            What were her reasons for going over there? You speak as if she went to have an argument and confront him. Apparently, she called or texted to go over there to pick up some of her property/belongings that were still in that house, where she used to live. Her ex doesn't dispute why she went there yet you use it in your list of reasons why she is to blame or it was bizarre behavior. Probably not a good idea but kind of complicated also if you need your things and they are there where you used to live at the guy's house. She just had a baby, chaotic time, probably made a bad choice to just txt him (did it mean he should leave? Not sure she still had a key) and go get the stuff herself.

            You keep leaving out the human rationale why people do things and list what she did as damning. What she did is understandable and human given her experience. It also was wrong. But the guy had just grabbed her neck after she'd locked herself in the bathroom (didn't he bust down the door first?) and threatened to kill her because he was angry and accusing her the baby wasn't his. She tried to get out but the garage door didn't open. She didn't go to the garage to get the gun, but grabbed it not able to get out. It just makes more sense, too.

            But whatever, it's not worth arguing.

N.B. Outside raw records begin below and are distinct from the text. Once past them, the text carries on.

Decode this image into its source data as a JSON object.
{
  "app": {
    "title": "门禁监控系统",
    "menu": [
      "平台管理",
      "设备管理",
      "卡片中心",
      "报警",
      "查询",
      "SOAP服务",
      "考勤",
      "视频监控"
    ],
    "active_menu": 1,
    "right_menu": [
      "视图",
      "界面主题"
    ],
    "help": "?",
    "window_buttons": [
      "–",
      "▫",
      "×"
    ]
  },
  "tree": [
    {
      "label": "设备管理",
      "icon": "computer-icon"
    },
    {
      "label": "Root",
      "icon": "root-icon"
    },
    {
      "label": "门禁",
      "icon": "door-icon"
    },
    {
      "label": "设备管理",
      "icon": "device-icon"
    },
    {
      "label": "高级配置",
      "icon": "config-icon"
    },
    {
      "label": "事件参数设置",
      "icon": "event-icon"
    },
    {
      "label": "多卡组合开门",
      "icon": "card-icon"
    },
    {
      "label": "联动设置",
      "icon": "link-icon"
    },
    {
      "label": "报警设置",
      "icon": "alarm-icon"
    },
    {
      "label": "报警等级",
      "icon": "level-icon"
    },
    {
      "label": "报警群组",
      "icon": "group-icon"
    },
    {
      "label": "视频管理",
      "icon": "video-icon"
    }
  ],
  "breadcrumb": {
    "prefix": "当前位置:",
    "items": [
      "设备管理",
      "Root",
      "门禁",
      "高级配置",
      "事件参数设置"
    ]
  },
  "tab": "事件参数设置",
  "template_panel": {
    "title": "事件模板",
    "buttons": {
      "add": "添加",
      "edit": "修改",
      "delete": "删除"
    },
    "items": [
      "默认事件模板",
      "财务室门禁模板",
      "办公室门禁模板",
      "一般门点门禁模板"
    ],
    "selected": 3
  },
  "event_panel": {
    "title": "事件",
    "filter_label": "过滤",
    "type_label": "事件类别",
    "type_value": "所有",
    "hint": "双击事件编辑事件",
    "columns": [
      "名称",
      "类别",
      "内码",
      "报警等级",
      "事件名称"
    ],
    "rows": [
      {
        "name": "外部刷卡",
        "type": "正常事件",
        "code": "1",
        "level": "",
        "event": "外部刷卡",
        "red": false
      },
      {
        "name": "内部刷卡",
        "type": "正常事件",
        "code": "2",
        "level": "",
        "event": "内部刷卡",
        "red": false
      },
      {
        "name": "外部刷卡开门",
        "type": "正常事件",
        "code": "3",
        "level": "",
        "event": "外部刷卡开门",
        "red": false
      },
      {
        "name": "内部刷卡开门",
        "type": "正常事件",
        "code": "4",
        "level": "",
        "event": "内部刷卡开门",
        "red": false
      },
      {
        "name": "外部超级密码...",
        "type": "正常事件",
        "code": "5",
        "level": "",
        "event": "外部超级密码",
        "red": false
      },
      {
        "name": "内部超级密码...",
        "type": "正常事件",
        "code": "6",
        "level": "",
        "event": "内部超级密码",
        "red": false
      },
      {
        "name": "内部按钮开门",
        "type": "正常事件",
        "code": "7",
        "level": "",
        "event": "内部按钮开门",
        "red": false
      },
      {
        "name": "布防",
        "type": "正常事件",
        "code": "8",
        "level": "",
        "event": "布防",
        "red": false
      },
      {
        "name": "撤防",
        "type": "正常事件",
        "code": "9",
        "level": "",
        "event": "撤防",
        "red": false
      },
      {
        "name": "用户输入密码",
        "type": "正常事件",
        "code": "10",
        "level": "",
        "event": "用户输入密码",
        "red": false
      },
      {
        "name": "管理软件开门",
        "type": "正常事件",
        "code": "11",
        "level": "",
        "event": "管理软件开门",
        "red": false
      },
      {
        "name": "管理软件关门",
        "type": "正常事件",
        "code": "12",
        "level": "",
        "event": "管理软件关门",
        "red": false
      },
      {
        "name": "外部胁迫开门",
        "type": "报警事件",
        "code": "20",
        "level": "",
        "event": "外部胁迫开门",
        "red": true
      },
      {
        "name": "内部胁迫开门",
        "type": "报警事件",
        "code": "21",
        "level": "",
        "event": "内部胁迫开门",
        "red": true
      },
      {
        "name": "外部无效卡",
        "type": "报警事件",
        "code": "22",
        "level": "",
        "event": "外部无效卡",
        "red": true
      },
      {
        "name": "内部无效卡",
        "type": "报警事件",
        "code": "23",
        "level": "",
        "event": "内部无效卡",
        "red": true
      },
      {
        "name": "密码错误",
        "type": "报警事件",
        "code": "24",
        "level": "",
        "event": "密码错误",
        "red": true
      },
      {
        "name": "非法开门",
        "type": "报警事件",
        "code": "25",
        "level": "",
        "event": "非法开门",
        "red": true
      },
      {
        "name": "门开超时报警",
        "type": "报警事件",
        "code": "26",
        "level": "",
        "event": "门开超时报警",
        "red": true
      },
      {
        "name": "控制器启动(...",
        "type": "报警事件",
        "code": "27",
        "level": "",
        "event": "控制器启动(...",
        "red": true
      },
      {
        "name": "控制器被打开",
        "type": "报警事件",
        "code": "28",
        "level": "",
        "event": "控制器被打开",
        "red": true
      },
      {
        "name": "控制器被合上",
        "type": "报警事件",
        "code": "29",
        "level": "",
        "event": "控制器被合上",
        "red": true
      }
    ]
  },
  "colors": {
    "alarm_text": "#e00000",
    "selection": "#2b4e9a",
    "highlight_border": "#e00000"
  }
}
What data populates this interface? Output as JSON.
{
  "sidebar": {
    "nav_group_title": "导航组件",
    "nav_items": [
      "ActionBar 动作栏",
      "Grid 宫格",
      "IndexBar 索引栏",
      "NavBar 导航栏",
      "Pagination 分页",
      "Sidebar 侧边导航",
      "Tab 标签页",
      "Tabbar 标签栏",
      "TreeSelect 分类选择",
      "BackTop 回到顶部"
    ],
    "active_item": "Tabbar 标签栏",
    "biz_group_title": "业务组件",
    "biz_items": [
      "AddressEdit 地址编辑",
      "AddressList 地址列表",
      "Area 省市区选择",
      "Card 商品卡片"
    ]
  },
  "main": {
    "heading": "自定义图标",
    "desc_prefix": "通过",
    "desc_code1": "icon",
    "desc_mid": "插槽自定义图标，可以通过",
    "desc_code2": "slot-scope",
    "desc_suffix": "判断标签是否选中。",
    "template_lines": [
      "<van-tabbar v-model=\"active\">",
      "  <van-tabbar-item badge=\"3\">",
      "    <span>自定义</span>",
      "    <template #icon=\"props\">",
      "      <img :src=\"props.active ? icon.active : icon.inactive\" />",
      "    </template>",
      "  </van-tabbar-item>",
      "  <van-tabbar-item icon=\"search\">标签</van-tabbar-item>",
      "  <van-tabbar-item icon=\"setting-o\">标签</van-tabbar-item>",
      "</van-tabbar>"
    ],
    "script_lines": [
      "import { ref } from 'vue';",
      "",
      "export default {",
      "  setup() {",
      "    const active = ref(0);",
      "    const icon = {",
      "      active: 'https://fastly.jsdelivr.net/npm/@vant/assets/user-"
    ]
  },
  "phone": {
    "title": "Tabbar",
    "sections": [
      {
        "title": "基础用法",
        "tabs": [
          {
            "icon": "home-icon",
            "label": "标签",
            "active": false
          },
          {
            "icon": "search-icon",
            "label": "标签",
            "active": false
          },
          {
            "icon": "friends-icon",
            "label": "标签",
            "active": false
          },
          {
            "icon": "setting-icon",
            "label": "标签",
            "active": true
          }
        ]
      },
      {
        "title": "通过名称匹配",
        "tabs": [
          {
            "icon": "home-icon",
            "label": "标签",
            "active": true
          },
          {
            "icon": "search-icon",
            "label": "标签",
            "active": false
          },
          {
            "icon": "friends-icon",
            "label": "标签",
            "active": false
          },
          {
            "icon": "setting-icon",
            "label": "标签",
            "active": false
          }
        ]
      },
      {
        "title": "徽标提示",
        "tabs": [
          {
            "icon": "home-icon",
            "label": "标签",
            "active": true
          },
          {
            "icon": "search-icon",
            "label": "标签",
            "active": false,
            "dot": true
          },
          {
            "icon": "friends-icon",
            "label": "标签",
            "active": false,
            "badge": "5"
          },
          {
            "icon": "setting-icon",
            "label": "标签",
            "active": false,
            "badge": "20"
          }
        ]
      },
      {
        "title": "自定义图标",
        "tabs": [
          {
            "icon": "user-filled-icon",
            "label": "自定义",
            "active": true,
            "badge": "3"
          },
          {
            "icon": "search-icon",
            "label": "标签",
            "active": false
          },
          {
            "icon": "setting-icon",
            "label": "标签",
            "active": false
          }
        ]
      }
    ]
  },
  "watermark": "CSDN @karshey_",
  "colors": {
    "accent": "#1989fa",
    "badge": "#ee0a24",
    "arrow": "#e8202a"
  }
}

I know some people here may seem angry at men but if confronted would really distinguish it as being angry at the victimization of someone already victimized.

Subscribe or Donate to support Daily Kos.

Click here for the mobile view of the site